##### Data provided

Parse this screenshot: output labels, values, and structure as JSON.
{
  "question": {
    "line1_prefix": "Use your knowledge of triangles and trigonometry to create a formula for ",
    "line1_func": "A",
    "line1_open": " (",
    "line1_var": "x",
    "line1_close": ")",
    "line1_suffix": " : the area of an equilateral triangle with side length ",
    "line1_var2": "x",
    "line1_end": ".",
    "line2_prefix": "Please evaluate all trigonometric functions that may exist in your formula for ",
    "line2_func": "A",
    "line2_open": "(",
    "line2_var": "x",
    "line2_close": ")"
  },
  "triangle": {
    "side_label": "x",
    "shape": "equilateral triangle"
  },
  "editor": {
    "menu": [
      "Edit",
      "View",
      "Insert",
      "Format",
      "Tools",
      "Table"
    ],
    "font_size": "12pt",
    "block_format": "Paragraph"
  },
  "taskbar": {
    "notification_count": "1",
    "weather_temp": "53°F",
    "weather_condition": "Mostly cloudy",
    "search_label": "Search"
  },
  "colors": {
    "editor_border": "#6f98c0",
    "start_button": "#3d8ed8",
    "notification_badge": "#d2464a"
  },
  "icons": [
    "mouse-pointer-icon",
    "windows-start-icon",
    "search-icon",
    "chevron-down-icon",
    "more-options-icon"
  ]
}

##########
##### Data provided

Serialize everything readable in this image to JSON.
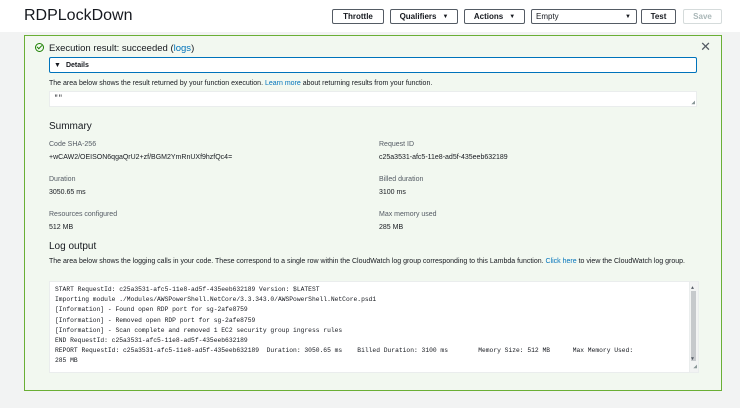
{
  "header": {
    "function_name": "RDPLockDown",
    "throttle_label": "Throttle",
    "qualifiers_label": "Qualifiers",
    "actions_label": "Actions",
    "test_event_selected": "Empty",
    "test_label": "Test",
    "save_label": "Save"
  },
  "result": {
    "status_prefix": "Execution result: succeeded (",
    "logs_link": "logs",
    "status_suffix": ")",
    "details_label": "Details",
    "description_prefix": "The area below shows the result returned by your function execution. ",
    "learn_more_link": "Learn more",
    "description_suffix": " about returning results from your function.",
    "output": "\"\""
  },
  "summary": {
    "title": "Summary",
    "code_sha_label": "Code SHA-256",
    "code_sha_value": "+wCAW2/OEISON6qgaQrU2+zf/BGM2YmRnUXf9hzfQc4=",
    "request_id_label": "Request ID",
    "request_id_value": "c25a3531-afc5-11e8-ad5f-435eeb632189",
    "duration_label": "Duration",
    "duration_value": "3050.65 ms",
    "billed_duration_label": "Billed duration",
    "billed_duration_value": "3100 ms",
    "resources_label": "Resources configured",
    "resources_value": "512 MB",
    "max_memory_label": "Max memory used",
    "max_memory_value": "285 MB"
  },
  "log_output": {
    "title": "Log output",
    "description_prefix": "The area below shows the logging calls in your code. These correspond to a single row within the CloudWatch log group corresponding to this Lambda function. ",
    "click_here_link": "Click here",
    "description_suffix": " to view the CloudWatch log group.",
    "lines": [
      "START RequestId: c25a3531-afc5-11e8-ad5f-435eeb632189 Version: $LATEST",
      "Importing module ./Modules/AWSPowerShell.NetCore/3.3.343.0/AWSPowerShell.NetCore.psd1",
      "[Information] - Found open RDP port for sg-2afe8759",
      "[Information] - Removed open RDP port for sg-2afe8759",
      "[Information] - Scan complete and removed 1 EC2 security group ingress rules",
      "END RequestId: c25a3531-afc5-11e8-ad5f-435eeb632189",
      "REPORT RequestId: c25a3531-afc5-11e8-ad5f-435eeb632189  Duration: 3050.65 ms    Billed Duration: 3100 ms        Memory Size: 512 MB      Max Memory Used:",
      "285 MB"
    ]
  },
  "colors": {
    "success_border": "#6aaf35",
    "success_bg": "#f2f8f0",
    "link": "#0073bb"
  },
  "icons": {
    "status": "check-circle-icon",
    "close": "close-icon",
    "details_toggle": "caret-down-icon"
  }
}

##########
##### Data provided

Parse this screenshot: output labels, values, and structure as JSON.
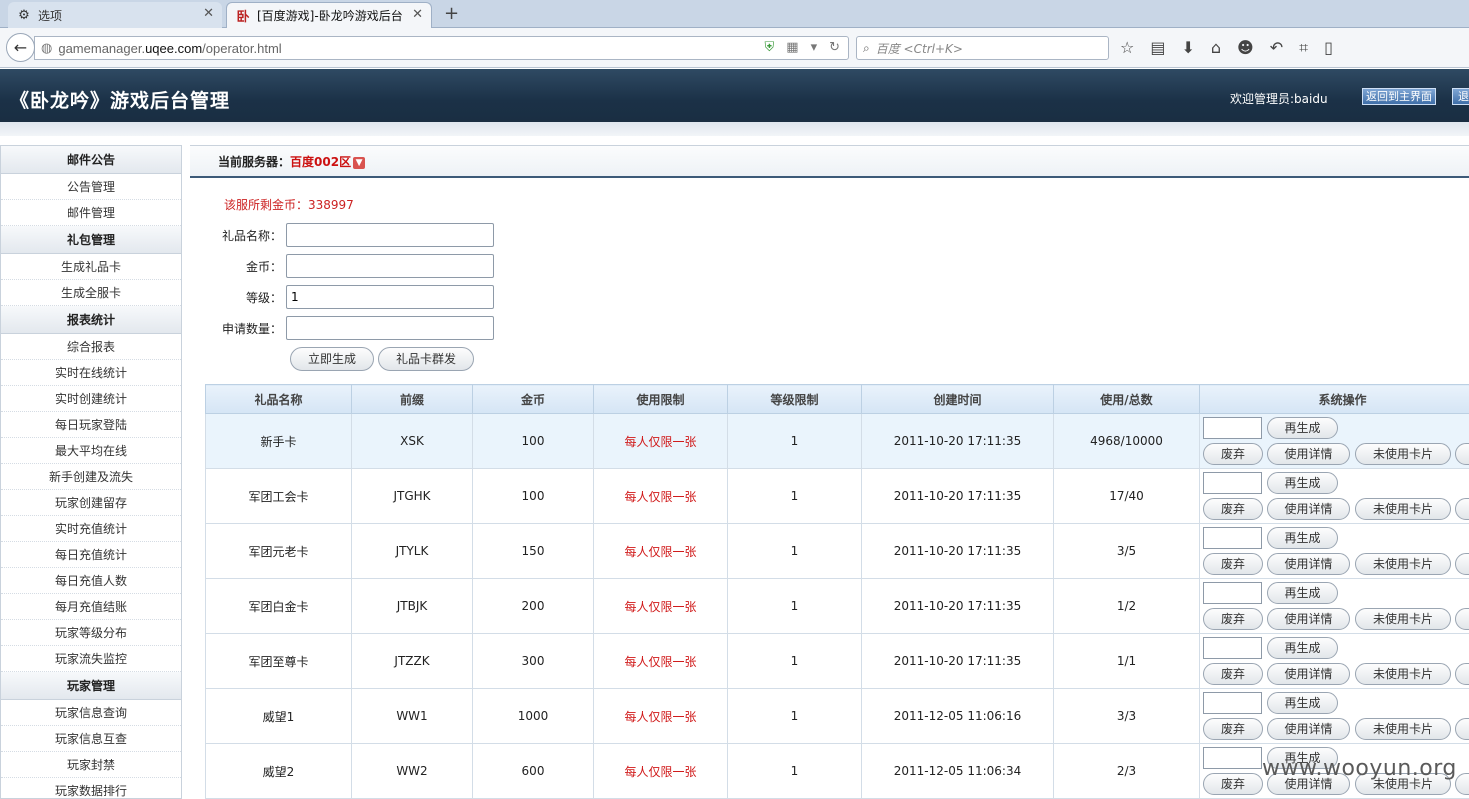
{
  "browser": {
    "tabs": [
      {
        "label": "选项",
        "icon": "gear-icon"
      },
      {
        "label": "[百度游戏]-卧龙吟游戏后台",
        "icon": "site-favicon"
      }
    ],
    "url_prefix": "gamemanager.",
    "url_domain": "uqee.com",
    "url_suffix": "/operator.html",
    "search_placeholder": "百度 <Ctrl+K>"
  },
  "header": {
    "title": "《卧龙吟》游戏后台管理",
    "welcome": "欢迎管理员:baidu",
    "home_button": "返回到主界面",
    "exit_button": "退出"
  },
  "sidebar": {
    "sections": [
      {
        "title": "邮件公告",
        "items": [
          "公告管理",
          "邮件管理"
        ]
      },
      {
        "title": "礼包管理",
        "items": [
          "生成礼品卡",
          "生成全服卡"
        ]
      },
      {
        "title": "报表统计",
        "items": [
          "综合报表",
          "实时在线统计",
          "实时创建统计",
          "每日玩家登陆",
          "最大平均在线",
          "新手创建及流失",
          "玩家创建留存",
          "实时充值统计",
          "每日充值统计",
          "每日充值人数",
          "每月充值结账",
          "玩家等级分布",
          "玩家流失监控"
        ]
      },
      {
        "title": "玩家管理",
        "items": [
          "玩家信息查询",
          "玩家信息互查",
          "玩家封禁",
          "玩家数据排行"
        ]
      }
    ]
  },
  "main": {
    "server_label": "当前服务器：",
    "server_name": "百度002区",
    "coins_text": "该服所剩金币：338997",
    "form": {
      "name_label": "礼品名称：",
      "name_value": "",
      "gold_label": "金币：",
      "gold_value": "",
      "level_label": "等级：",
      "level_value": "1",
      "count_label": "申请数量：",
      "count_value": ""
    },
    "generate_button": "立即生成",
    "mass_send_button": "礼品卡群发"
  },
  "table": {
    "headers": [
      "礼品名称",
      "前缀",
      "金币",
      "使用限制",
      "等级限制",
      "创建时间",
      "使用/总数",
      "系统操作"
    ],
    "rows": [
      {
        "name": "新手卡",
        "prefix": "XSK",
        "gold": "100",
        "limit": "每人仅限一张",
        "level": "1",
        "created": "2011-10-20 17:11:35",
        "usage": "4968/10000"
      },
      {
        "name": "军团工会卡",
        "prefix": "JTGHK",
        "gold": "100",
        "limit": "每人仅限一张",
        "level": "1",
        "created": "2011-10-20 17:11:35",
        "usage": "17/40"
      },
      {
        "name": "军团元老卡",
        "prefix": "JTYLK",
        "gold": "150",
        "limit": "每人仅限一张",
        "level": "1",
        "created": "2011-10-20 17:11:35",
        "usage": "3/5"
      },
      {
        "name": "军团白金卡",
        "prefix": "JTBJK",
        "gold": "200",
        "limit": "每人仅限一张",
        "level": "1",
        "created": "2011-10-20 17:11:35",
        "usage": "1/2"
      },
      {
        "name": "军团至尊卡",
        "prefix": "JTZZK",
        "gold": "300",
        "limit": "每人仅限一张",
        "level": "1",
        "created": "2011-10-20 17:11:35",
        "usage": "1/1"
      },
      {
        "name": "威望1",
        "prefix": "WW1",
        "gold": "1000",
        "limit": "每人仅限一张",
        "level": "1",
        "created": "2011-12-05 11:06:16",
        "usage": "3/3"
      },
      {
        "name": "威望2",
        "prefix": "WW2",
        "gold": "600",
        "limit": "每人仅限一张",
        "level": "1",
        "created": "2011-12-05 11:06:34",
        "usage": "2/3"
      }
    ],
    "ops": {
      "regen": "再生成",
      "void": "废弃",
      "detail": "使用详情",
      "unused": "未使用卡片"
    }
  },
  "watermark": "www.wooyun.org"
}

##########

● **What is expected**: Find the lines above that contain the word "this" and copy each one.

● **Problem solution**:
Parse this screenshot: output labels, values, and structure as JSON.
Serialize everything readable in this image to JSON.
    "description_prefix": "The area below shows the logging calls in your code. These correspond to a single row within the CloudWatch log group corresponding to this Lambda function. ",
Parse this screenshot: output labels, values, and structure as JSON.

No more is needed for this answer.